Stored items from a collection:

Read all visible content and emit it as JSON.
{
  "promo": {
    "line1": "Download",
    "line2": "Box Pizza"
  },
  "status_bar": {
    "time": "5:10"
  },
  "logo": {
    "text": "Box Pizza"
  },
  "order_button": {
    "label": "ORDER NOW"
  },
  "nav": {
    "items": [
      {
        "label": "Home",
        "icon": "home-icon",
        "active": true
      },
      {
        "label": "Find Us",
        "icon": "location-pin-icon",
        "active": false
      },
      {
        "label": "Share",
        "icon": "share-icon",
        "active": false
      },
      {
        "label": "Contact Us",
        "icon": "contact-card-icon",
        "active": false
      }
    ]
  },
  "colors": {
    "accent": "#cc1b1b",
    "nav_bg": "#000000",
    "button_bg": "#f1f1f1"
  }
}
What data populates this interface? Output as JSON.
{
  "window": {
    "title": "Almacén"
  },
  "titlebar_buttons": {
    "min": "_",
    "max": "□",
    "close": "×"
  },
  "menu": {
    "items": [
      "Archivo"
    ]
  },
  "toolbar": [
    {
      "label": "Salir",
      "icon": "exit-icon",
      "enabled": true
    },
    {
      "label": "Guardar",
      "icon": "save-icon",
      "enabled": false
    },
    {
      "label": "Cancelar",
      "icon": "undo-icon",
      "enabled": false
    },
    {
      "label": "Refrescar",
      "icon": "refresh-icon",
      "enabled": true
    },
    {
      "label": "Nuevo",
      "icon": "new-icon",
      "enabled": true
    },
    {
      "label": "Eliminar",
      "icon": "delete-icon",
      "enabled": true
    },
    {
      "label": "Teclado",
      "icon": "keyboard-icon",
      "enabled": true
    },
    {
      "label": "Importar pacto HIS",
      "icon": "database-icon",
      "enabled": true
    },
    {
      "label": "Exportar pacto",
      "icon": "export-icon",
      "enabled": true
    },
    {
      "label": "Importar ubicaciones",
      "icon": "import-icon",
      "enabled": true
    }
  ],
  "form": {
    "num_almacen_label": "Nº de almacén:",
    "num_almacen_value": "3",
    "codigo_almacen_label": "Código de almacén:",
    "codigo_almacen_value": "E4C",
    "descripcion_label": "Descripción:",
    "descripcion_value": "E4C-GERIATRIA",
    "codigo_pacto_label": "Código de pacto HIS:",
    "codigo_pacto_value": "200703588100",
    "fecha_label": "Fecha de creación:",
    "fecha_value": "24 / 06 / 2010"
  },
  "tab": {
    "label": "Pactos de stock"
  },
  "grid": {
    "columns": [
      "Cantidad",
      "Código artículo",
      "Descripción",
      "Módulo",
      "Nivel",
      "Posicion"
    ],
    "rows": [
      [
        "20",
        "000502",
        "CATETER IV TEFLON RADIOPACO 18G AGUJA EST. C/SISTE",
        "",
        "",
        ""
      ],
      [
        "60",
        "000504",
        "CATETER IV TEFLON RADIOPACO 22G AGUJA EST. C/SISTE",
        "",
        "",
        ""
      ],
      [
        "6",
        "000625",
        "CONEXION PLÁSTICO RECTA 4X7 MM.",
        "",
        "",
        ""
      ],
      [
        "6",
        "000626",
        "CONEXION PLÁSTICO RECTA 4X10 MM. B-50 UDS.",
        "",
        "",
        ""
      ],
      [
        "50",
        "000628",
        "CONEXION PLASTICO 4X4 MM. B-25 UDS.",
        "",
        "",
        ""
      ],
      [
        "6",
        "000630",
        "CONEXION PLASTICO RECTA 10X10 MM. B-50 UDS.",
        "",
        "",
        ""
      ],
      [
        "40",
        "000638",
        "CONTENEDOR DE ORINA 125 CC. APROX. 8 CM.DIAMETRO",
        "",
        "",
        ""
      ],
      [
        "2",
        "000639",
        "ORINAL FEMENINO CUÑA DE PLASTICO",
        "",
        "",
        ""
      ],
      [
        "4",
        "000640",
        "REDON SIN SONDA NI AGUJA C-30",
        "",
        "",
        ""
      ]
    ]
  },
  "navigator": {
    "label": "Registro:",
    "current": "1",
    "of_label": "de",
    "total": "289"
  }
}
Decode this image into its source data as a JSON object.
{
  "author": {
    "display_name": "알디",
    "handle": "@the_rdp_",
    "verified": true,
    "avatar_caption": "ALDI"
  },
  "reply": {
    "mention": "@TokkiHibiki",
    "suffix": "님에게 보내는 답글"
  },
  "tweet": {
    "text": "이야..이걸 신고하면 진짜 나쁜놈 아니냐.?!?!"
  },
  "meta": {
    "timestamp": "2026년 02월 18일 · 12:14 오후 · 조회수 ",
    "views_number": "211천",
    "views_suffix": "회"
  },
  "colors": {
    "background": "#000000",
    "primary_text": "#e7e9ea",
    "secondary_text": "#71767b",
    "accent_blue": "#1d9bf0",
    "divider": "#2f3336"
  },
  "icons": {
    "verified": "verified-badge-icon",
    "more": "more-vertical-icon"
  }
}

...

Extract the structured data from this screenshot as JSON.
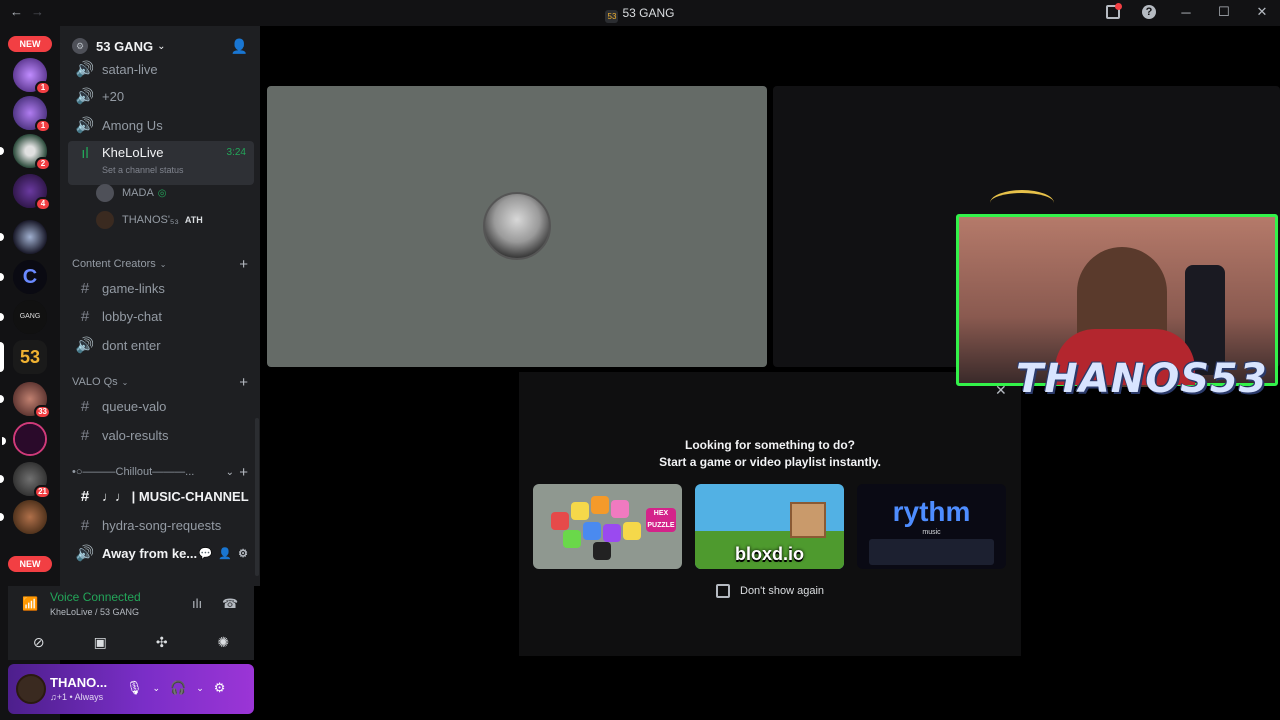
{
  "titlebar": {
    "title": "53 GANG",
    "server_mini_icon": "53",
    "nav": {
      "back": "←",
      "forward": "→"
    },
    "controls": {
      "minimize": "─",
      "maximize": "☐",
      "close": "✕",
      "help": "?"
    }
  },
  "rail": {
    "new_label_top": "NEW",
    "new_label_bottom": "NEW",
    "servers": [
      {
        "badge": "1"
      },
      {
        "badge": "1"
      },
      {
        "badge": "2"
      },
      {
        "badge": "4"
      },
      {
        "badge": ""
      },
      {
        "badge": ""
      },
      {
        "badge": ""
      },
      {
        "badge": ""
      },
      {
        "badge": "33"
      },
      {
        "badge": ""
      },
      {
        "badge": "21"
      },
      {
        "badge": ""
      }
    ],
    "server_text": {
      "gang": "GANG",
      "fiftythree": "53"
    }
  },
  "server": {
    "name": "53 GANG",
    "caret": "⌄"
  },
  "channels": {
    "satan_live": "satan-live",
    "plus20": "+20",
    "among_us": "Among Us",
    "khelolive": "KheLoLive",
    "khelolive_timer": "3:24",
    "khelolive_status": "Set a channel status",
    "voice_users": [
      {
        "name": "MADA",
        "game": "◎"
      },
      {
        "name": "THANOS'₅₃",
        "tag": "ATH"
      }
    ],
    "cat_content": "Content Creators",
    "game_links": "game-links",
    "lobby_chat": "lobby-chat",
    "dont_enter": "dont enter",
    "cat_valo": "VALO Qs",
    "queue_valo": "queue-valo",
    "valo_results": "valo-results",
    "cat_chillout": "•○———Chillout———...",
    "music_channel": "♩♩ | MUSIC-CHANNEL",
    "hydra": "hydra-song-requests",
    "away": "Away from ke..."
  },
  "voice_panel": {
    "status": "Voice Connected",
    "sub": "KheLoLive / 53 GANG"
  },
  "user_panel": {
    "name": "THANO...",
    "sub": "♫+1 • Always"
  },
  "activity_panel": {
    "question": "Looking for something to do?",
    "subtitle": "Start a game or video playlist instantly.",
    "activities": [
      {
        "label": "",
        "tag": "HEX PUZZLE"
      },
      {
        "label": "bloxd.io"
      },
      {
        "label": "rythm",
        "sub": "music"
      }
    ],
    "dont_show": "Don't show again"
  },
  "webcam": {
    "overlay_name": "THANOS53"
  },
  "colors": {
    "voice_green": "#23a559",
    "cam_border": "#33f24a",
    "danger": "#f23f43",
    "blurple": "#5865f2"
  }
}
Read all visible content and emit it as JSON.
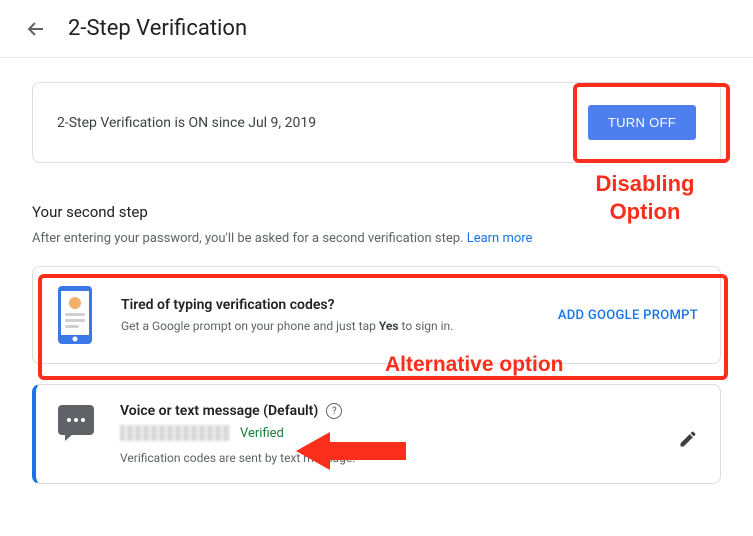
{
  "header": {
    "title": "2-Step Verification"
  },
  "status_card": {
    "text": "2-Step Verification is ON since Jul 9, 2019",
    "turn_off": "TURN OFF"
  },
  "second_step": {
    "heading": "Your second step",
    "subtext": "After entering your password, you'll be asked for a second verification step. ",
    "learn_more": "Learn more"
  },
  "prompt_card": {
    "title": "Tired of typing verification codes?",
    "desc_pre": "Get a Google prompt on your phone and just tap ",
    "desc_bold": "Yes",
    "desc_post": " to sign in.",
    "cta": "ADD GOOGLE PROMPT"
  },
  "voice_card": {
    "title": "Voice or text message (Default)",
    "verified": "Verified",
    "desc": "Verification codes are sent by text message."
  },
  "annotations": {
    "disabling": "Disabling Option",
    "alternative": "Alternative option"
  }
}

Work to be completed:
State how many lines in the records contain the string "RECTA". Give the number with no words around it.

Solved exercise:
3